The load cell 4802 thus senses the tensioning force exerted on the braking system. As known to those skilled in the art, the load cell may convert this force to an electrical signal of a strength varying with the tensioning force. Although the present embodiment employs a load cell 4802 outputting a voltage signal in the range of 1.5 to 2 millivolts and directly proportional to the tensioning force, alternate embodiments may use different load cells with different output signals. For example, an alternate embodiment may use a load sensor outputting a signal logarithmically or inversely proportional to the tensioning force, or may vary a current instead of a voltage.

The output signal from the load cell 4802 is transmitted across a load wire 4840, housed in a wire guide 4838. The signal may be further conditioned, and is typically transmitted across shielded cable to prevent signal interference or degradation. Generally, the load wire 4840 and wire guide 4838 are prevented from rotating during tensioning by the cap screw 4832 in the manner previously described.

FIG. 53 displays a schematic of a control system 5300 for use with the tensioning tool 4800. Operationally, the control system 5300 is similar to the system described with respect to FIGS. 40 and 41. Here, however, the monitoring and feedback component 1664 accepts an additional input from a load component 5302. The load component 5302 receives the voltage signal generated by the load cell 4802, conditions it as necessary, and transmits it to the analog input 1676 of the monitoring and feedback component 1664. Examples of conditioning that may be performed by the load component 5302 include waveform smoothing to eliminate transient voltage spikes or dips, signal conversion to change the load cell's 4802 output to a range accepted by the analog input 1676, signal amplification to increase the signal variance, and so forth. Optionally, the load component 5302 may also include an analog-to-digital converter to change the load cell output to a digital signal. In such an embodiment, the load component would be connected to the digital input 1674.

The monitoring and feedback component 1664 may employ the load cell 4802 output (as conditioned by the load component 5302) as an additional input to properly tension the braking system, as described more fully with respect to FIGS. 40 and 41. Essentially, the load cell 4802 output provides an additional, direct measurement of the force being exerted by the braking system while under tension, instead of relying on other measurements, such as the pressure inside the pressurized fluid chamber 4804. Because the load sensor 4802 may directly measure the tensioning force, it is generally not subject to force or pressure variances that may give rise to inaccurate readings, such as hose kinks, bends, or twists.

As will be recognized by those skilled in the art from the foregoing description of embodiments of the invention, numerous variations on the described embodiments may be made without departing from the spirit and scope of the invention. Further, while the present invention has been described in the context of specific embodiments and processes, such descriptions are by way of example and not limitation. Accordingly, the proper scope of the present invention is specified by the following claims and not by the preceding examples.

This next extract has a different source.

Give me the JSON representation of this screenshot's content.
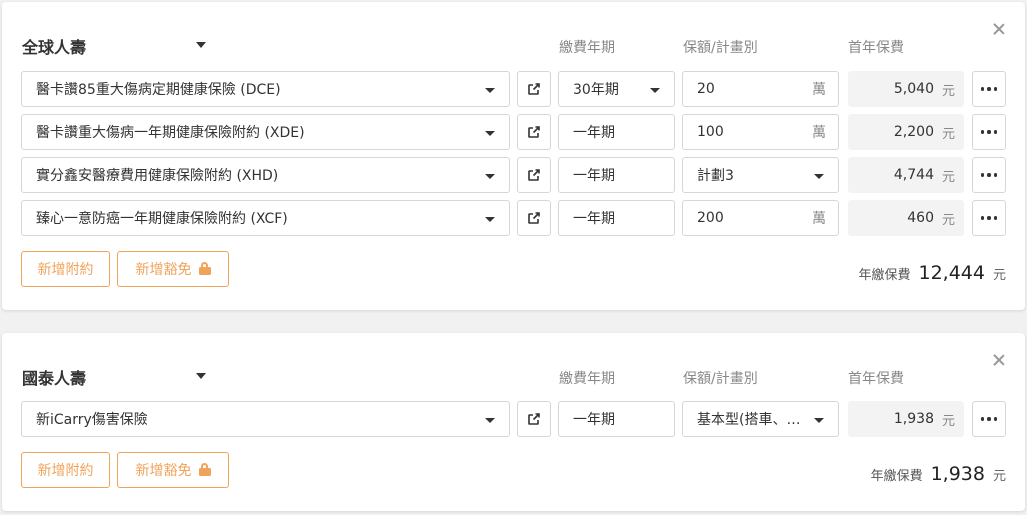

Referenced by
Citing PatentFiling datePublication dateApplicantTitle
US7819042Jul 31, 2008Oct 26, 2010Petrak Gregory HSystem and method for tensioning an emergency brake system
US20130291356 *May 3, 2012Nov 7, 2013GM Global Technology Operations LLCMethod of tensioning park brake cables
Classifications
U.S. Classification81/52
International ClassificationB60T17/22, B60T11/04, B60T17/18, B60T, B60T11/06, B25B13/02, F16D65/14, F16C1/10, B66D1/14
Cooperative ClassificationB60T11/06, B60T17/18, B60T11/046, B60T17/221
European ClassificationB60T11/06, B60T17/22B, B60T11/04D, B60T17/18